* Directions for this task
For each line of the data that includes the word "author", copy the line.

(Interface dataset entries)
▽

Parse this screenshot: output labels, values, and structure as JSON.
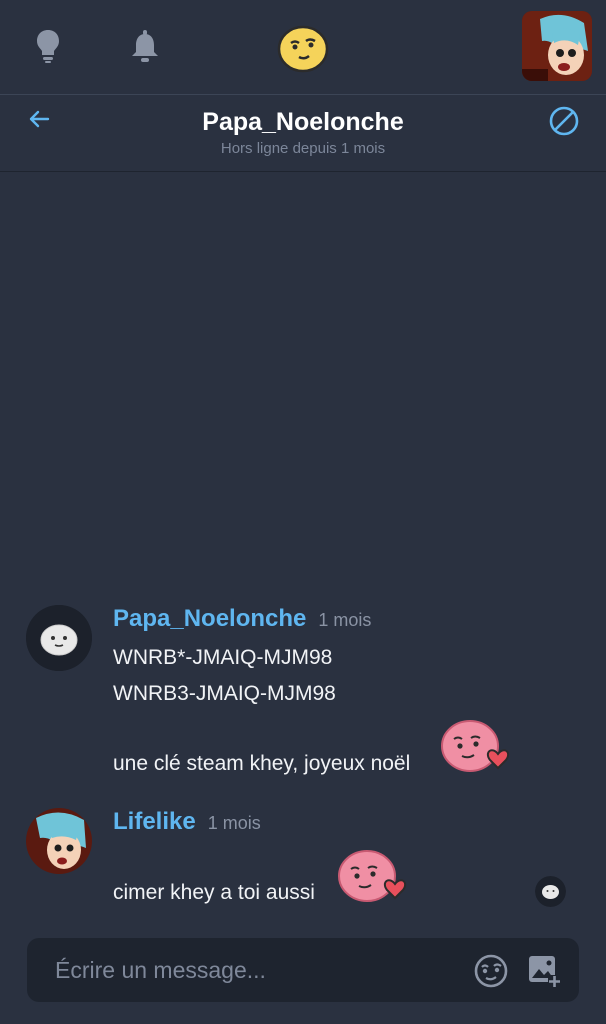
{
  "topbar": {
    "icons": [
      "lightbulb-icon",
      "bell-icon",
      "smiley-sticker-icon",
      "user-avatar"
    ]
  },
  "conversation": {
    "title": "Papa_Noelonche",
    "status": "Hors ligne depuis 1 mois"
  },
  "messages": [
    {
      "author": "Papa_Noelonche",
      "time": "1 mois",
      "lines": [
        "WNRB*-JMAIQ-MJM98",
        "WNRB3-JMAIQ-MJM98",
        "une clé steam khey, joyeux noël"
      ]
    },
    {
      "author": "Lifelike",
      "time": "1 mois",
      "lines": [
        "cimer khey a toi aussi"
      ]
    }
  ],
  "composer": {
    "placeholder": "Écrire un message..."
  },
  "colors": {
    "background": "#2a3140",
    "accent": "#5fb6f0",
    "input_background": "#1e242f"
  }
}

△

* Expected output
      "author": "Papa_Noelonche",
      "author": "Lifelike",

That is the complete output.